Max Hastings’s Armageddon: The Battle for Germany, 1944-1945 is a sprawling and inclusive depiction of the last year of the Third Reich. The book looks at this time from the points of view of both the Allies and Germans, and separates itself from most World War II literature by spending much time on the fate of civilians touched by the conflict, covering the tragedies suffered by Dutch, Polish, Russian, Hungarian, and German civilians as the maelstrom of war pulled them down.
Hastings very effectively uses letters and interviews with soldiers and civilians to great emotional effect and to illustrate larger points about the war.
Apart from the moving testimony of civilians and front line soldiers, Armageddon looks at the larger military and political issues and the personality conflicts inside Allied command.
Unusually for a book about World War II, the history of the brutal battles of the Eastern Front is covered partially from a Russian point of view, illuminating the terrible circumstances, both military and political, under which the Red Army fought.

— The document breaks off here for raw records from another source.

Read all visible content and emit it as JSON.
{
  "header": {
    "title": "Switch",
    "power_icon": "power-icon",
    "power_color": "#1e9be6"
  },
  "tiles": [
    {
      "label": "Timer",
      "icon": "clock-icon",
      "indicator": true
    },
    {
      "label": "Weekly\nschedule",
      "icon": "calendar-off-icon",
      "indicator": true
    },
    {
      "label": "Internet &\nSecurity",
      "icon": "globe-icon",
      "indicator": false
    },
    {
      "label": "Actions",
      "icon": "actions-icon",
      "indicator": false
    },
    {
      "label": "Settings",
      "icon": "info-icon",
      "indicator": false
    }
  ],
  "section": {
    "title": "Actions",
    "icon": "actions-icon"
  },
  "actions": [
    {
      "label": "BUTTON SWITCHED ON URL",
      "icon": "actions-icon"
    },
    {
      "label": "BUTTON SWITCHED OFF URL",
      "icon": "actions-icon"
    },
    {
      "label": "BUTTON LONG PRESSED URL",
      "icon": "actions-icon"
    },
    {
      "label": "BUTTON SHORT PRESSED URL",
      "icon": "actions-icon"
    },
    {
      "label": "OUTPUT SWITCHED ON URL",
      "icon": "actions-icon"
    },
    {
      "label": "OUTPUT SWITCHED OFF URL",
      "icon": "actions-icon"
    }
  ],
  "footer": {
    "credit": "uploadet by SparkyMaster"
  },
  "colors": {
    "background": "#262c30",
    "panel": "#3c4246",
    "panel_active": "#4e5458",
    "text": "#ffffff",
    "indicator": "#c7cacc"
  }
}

By not cowering from fanaticism, blunders, horrific mistakes, and incompetence, as well as courage, heroism, and endurance, Armageddon paints a vivid and sometimes breathtaking portrait of a dark and horrific year.
If you are at all interested in World War II, Armageddon belongs on your must-read list.